Only 2.4% of railway’s COVID coaches were used

Indian Railways converted 5,601 railway coaches into emergency COVID-19 isolation wards to deal with an expected surge in critical COVID-19 cases, but only 135 of these were ever put to use, data from the ministry of railways reveals.

Indian Railways spent a total of 38.30 cr — or about 68,380 per coach — to equip these compartments with certain basic medical facilities and turn each of them into 7 to 9 viable COVID-19 patient monitoring and isolation pods.

“For conversion of these coaches into isolation wards, minor modifications like removal of middle berth and conversion of one toilet into shower room was carried out with provision of medical facilities and other items,” according to the ministry.


Indian Railways was told to convert these coaches into isolation wards around April of last year, when there was a fear in government circles that the number of COVID-19 patients requiring 24-hour medical care in the country could hit lakhs or even millions.

At the same time, India did not have enough capacity in its hospitals to take care of the isolation needs of millions of patients.

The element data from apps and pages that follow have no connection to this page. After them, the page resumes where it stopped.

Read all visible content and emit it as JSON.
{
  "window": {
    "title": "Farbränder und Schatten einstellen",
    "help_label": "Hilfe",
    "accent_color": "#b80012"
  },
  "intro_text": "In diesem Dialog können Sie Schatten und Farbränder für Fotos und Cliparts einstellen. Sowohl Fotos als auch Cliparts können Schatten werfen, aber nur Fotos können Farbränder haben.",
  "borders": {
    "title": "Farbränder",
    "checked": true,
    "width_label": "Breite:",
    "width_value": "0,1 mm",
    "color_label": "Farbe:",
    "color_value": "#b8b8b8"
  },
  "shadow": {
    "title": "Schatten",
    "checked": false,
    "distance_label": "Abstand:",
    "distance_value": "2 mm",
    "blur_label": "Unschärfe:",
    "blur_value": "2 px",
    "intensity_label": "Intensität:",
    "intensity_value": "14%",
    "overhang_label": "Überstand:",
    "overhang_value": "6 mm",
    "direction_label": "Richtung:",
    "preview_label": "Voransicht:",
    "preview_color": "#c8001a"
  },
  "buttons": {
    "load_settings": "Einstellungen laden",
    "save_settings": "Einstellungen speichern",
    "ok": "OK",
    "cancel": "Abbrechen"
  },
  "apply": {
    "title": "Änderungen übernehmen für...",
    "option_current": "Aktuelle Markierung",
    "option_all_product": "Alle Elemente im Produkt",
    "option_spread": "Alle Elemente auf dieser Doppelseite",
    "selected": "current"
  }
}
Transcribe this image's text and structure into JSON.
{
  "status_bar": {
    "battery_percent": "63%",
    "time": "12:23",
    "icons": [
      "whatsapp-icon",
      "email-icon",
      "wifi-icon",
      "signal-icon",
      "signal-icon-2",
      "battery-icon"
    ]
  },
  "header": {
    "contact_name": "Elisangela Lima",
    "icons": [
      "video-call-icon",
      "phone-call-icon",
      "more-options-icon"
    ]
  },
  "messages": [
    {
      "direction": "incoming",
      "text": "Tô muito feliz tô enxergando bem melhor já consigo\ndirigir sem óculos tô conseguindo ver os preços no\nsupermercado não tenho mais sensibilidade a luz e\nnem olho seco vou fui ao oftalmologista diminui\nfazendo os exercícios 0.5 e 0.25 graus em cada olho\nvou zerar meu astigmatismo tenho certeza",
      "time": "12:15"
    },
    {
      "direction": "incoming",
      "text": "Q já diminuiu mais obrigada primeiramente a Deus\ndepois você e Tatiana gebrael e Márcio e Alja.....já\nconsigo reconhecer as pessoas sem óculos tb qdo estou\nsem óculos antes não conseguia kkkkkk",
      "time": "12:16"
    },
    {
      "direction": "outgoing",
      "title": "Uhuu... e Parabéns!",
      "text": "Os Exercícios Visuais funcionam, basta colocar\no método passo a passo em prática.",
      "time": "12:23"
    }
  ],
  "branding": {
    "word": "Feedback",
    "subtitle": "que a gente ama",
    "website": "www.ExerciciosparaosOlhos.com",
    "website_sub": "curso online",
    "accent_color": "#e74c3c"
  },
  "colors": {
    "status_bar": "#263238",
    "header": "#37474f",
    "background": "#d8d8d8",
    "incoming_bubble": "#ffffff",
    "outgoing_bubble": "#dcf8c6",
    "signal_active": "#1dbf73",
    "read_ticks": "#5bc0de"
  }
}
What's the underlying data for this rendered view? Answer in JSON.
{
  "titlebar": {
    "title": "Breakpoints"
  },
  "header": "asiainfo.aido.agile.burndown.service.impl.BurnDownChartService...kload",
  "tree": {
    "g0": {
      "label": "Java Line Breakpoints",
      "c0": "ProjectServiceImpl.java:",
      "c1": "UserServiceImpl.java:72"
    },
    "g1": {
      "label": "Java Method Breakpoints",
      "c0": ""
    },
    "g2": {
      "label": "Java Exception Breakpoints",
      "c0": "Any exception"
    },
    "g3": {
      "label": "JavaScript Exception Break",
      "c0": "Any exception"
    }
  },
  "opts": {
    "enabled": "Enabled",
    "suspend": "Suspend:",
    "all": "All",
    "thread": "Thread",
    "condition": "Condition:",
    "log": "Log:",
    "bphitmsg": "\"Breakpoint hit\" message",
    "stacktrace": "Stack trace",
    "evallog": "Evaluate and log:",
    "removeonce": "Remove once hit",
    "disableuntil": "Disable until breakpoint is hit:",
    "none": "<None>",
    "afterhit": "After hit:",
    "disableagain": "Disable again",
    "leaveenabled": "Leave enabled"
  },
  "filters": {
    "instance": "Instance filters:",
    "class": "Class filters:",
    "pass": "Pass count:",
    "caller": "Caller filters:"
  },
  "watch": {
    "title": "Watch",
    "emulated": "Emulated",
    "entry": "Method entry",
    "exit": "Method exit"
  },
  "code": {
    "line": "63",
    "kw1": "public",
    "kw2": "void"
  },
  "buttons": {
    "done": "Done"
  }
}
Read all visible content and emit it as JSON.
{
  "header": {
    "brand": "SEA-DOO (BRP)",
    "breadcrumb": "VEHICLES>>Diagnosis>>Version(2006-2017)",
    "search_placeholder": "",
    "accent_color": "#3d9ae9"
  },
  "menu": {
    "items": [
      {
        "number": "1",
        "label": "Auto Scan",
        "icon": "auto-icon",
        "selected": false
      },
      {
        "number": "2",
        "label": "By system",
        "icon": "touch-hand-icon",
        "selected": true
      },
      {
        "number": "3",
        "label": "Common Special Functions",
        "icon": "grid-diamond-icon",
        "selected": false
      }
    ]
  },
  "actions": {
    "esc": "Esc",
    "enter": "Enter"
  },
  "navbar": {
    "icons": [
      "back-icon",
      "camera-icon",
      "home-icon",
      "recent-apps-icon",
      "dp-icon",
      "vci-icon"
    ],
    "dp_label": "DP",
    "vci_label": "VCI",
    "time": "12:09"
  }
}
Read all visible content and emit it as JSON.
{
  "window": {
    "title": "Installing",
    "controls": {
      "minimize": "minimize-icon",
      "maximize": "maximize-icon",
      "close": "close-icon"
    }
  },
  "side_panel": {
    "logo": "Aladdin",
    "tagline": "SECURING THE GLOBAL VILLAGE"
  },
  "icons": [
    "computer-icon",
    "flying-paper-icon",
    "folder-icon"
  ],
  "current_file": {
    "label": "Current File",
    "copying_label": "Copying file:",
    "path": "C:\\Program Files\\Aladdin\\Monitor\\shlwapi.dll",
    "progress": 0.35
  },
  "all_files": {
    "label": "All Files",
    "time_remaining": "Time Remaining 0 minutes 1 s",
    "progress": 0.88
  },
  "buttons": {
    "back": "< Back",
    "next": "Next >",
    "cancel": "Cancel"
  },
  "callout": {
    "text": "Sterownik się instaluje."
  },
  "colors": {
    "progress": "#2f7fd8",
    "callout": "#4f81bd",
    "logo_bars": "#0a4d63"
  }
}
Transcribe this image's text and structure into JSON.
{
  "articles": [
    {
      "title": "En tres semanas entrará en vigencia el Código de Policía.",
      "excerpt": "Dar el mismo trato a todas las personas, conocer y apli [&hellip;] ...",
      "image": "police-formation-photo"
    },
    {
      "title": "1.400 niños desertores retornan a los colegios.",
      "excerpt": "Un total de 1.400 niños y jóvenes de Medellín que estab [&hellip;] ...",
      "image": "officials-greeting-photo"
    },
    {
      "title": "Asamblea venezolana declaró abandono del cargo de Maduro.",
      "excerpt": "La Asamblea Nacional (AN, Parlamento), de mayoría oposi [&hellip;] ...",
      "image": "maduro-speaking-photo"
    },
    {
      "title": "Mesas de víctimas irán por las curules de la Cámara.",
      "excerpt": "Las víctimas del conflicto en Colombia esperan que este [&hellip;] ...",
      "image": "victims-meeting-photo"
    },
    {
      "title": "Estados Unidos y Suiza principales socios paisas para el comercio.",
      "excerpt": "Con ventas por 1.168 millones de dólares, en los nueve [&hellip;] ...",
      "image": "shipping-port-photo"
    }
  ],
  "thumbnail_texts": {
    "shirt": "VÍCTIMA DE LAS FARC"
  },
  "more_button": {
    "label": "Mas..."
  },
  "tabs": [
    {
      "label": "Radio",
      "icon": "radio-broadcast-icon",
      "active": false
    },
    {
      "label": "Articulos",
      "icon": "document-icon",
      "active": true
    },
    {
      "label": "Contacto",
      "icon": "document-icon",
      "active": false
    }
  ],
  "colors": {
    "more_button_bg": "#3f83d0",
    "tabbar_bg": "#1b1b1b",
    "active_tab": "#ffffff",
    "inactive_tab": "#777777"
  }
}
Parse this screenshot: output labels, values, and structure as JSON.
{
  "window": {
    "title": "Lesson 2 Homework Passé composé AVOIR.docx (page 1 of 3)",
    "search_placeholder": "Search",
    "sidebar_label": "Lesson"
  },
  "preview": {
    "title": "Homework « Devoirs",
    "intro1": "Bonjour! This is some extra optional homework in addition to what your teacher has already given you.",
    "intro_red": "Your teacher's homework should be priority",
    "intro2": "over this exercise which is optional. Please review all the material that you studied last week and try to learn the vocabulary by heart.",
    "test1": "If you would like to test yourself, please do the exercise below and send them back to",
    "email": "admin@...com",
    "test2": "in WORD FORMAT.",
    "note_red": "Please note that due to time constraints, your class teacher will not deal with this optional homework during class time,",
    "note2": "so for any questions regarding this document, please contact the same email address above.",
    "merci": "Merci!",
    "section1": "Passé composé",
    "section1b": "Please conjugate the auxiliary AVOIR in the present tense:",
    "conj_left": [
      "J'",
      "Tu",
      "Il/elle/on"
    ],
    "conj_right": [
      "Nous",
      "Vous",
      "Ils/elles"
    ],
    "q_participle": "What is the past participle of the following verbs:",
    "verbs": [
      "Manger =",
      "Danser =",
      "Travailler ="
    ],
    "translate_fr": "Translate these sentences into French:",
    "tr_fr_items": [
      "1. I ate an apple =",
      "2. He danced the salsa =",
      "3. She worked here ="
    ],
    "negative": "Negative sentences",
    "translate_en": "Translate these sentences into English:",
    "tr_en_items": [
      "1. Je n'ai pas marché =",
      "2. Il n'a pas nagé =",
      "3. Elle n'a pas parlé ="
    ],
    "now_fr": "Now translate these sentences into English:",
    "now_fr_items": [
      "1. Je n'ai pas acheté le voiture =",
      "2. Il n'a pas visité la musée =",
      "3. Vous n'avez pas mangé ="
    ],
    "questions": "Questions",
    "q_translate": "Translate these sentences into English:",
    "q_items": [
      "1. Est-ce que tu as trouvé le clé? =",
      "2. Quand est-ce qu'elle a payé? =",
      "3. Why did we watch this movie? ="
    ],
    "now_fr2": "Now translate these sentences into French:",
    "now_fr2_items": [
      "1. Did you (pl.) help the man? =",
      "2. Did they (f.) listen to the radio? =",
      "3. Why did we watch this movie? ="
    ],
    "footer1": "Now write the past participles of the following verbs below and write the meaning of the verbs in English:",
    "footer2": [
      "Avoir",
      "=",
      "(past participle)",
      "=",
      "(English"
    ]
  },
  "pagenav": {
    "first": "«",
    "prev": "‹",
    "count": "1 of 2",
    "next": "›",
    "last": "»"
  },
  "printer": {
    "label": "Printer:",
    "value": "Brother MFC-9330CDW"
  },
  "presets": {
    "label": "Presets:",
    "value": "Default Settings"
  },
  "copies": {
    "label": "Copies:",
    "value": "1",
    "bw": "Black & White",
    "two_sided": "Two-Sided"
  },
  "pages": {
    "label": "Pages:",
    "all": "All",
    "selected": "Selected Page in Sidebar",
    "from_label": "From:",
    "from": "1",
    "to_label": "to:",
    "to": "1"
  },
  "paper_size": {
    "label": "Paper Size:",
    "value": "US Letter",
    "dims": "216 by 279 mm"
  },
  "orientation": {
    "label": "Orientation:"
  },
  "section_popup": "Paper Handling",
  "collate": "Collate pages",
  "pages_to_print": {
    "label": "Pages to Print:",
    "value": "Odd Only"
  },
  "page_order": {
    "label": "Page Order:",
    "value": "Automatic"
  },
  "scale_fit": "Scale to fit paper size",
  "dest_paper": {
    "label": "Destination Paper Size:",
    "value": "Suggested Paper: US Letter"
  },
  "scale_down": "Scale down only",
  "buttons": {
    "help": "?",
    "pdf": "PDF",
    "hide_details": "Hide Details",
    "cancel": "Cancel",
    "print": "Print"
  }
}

Therefore, these railway coaches were asked to be prepared as a back-up option, in case the country ran out of hospital and other, tent-based isolation facilities.

Train-based isolation facilities also had the added advantage of being highly mobile, and allowing them to be moved quickly to COVID hotspots in remote areas without proper healthcare infrastructure.

Ultimately, only three states even came close to filling up their institutional capacity — Delhi, Uttar Pradesh and Bihar — and asked for these modified railway coaches.

Out of the 5,601 modified coaches, Delhi requisitioned 503, while Uttar Pradesh asked for 270 and Bihar took delivery of 40.

Inside an isolation ward


Even though close to about a fourth of the country’s population — or about 350 million people — are estimated to have caught the infection according to serosurveys — the actual number of people who required institutional monitoring and care has so far been less than 1 million (0.35%) or so.

This is in sharp contrast to countries like Italy and Spain, where an estimated 3-5% of those who caught the virus required institutional care.

It is believed that Indians have greater ‘natural immunity’ towards the coronavirus, which helped keep the symptoms of COVID-19 under control and allowed more than 99.6% of the patients to recover without any help from the authorities or health care facilities.

It has been speculated that the low rate of complications from COVID-19 among Indians may be because of several reasons, including the widespread use of anti-viral spices — such as turmeric, ginger, garlic and pepper — in Indian cuisine, as well as acquired immunity to coronaviruses in general due to high prevalence of coronavirus infections in the population, particularly in farming communities.

For now, Government of India has instructed Indian Railways that it can reallocate these coaches back into passenger service operations if the age of the coach is less than 20 years old. Older coaches have been asked to be kept as a standby, given the rising case numbers in the ‘second wave’ of COVID-19 in India.